Miyazaki et al.  reported on the effects of paint. They compared changes in systolic blood pressure caused by touching Japanese cedar panels that had not been painted, that had been painted with a thin layer (oil finish), and that had been painted with a thick layer (polyurethane paint). A metal plate was also prepared as a reference. In the case of no paint and thin paint, systolic blood pressure rose transiently and then rapidly fell back to baseline levels, whereas it remained high when the subjects touched the thick-painted panel and metal. These results indicate that cedar wood can be as much a stressor as metal when coated with a thick layer of paint. Wood is usually coated with paint for maintenance reasons; however, this tends to negate the comparative advantage of the material in terms of human-friendliness.

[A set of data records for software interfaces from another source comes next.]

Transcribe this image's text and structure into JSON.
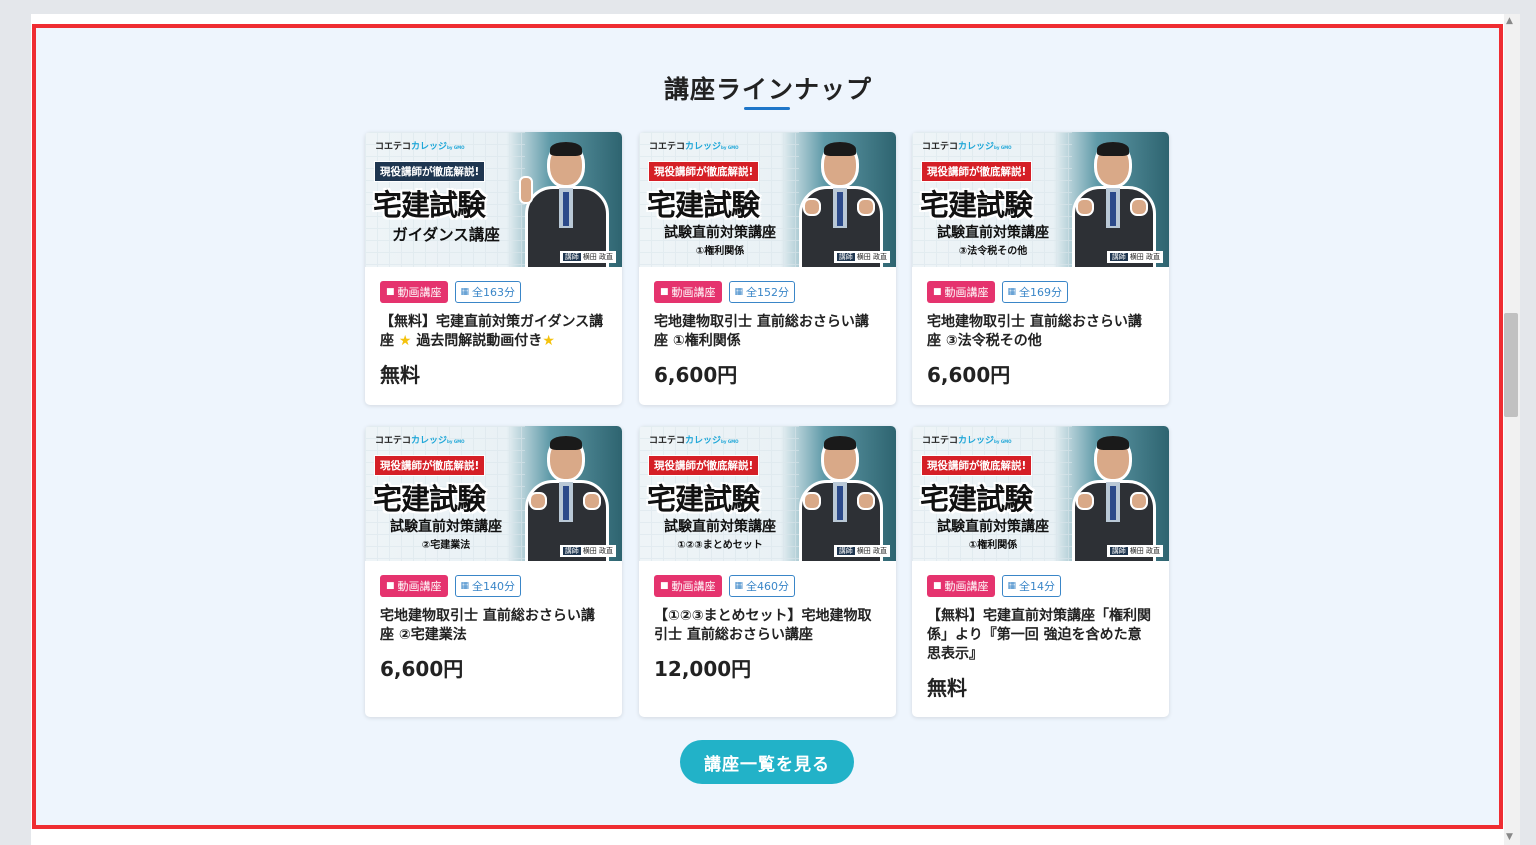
{
  "section": {
    "heading": "講座ラインナップ",
    "cta_label": "講座一覧を見る"
  },
  "colors": {
    "highlight_border": "#ef2d32",
    "section_bg": "#eef5fd",
    "video_badge": "#e5336e",
    "time_badge": "#3a86c8",
    "cta": "#22b2c8",
    "heading_underline": "#1e76c9"
  },
  "thumbnail": {
    "brand_a": "コエテコ",
    "brand_b": "カレッジ",
    "brand_c": "by GMO",
    "tagline": "現役講師が徹底解説!",
    "main": "宅建試験",
    "instructor_label": "講師",
    "instructor_name": "横田 政直"
  },
  "courses": [
    {
      "badge_type": "動画講座",
      "duration": "全163分",
      "title_a": "【無料】宅建直前対策ガイダンス講座",
      "title_b": "過去問解説動画付き",
      "price": "無料",
      "thumb_sub": "ガイダンス講座",
      "thumb_sub2": ""
    },
    {
      "badge_type": "動画講座",
      "duration": "全152分",
      "title_a": "宅地建物取引士 直前総おさらい講座 ①権利関係",
      "title_b": "",
      "price": "6,600円",
      "thumb_sub": "試験直前対策講座",
      "thumb_sub2": "①権利関係"
    },
    {
      "badge_type": "動画講座",
      "duration": "全169分",
      "title_a": "宅地建物取引士 直前総おさらい講座 ③法令税その他",
      "title_b": "",
      "price": "6,600円",
      "thumb_sub": "試験直前対策講座",
      "thumb_sub2": "③法令税その他"
    },
    {
      "badge_type": "動画講座",
      "duration": "全140分",
      "title_a": "宅地建物取引士 直前総おさらい講座 ②宅建業法",
      "title_b": "",
      "price": "6,600円",
      "thumb_sub": "試験直前対策講座",
      "thumb_sub2": "②宅建業法"
    },
    {
      "badge_type": "動画講座",
      "duration": "全460分",
      "title_a": "【①②③まとめセット】宅地建物取引士 直前総おさらい講座",
      "title_b": "",
      "price": "12,000円",
      "thumb_sub": "試験直前対策講座",
      "thumb_sub2": "①②③まとめセット"
    },
    {
      "badge_type": "動画講座",
      "duration": "全14分",
      "title_a": "【無料】宅建直前対策講座「権利関係」より『第一回 強迫を含めた意思表示』",
      "title_b": "",
      "price": "無料",
      "thumb_sub": "試験直前対策講座",
      "thumb_sub2": "①権利関係"
    }
  ]
}
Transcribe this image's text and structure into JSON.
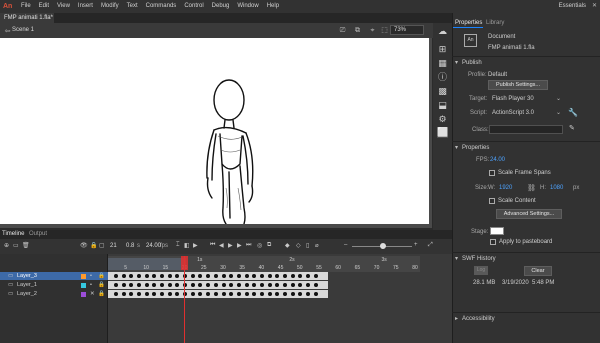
{
  "app": {
    "logo": "An"
  },
  "menu": {
    "items": [
      "File",
      "Edit",
      "View",
      "Insert",
      "Modify",
      "Text",
      "Commands",
      "Control",
      "Debug",
      "Window",
      "Help"
    ],
    "workspace": "Essentials",
    "close": "✕"
  },
  "document": {
    "tab": "FMP animati 1.fla*",
    "scene": "Scene 1",
    "zoom": "73%"
  },
  "panel": {
    "tabs": {
      "properties": "Properties",
      "library": "Library"
    },
    "doc_label": "Document",
    "doc_name": "FMP animati 1.fla",
    "publish": {
      "heading": "Publish",
      "profile_label": "Profile:",
      "profile_value": "Default",
      "settings_button": "Publish Settings...",
      "target_label": "Target:",
      "target_value": "Flash Player 30",
      "script_label": "Script:",
      "script_value": "ActionScript 3.0",
      "class_label": "Class:"
    },
    "properties": {
      "heading": "Properties",
      "fps_label": "FPS:",
      "fps_value": "24.00",
      "scale_spans": "Scale Frame Spans",
      "size_label": "Size:",
      "w_label": "W:",
      "w_value": "1920",
      "h_label": "H:",
      "h_value": "1080",
      "px": "px",
      "scale_content": "Scale Content",
      "advanced_button": "Advanced Settings...",
      "stage_label": "Stage:",
      "stage_color": "#ffffff",
      "apply_pasteboard": "Apply to pasteboard"
    },
    "swf_history": {
      "heading": "SWF History",
      "log_button": "Log",
      "clear_button": "Clear",
      "size": "28.1 MB",
      "date": "3/19/2020",
      "time": "5:48 PM"
    },
    "accessibility": "Accessibility"
  },
  "timeline": {
    "tabs": {
      "timeline": "Timeline",
      "output": "Output"
    },
    "current_frame": "21",
    "time": "0.8",
    "time_unit": "s",
    "fps": "24.00",
    "fps_unit": "fps",
    "ruler_ticks": [
      "5",
      "10",
      "15",
      "20",
      "25",
      "30",
      "35",
      "40",
      "45",
      "50",
      "55",
      "60",
      "65",
      "70",
      "75",
      "80"
    ],
    "second_marks": [
      "1s",
      "2s",
      "3s"
    ],
    "layers": [
      {
        "name": "Layer_3",
        "color": "#ff9a2e",
        "selected": true
      },
      {
        "name": "Layer_1",
        "color": "#35c8e0",
        "selected": false
      },
      {
        "name": "Layer_2",
        "color": "#9b4dd8",
        "selected": false
      }
    ]
  }
}
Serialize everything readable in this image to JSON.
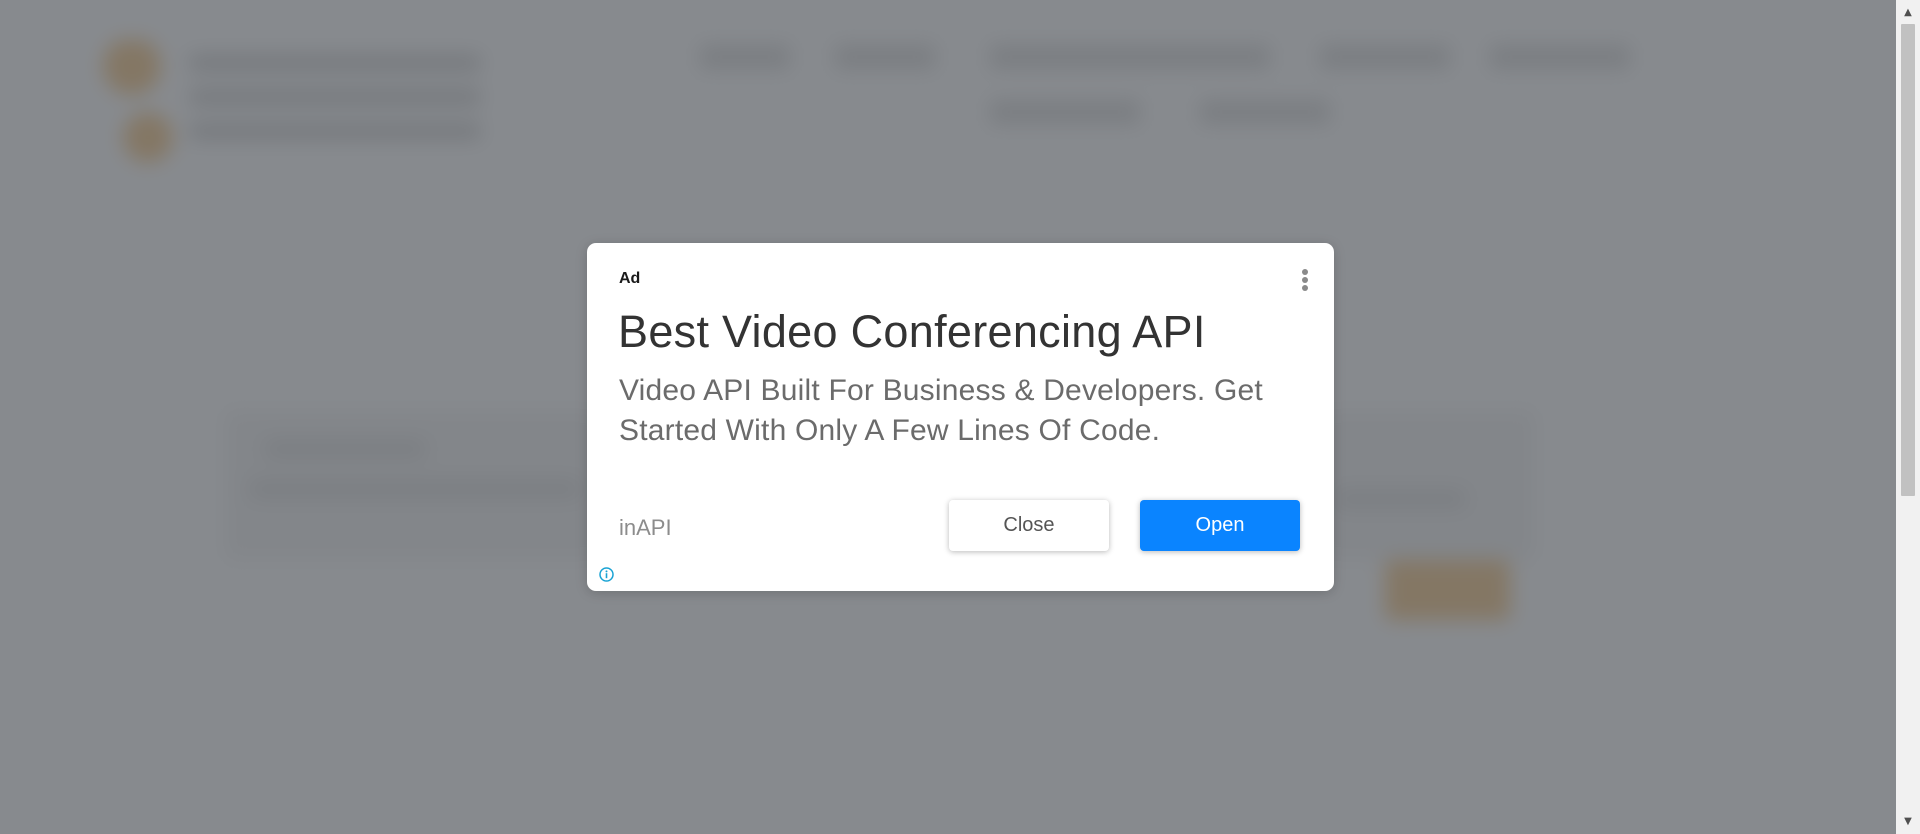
{
  "ad": {
    "label": "Ad",
    "headline": "Best Video Conferencing API",
    "body": "Video API Built For Business & Developers. Get Started With Only A Few Lines Of Code.",
    "advertiser": "inAPI",
    "close_label": "Close",
    "open_label": "Open",
    "menu_icon": "vertical-dots-icon",
    "info_icon": "info-icon"
  },
  "colors": {
    "open_button": "#0a84ff",
    "overlay": "#696d72",
    "info_icon": "#1aa3d4"
  }
}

Mishima et al.  compared the changes in brain activity and systolic blood pressure caused while listening to the sound of a turbine (dental implement), representing an artificial sound, or to a stream, representing a natural sound. No sound was introduced in the control session, i.e., the subjects heard no sound. Systolic blood pressure was significantly increased with the sound of the turbine; however, it was not changed by the sound of a stream. Prefrontal activity estimated using the NIRS method was considerably reduced when the subject was listening to the turbine, while it showed a slight but significant decrease when he/she was listening to the stream. Brain activity is frequently enhanced when stress is perceived; however, in this case, the sound of a turbine was so unpleasant that the flight reaction may have been induced. In the “Null” session, systolic blood pressure and cerebral activity did not show significant changes. The study was conceived with a view to masking the alarming sound of a turbine with the gentle sound of a stream; however, further studies on individual differences in physiological responses in terms of age, dental experiences and other factors would be required in order to be able to implement this idea into practice.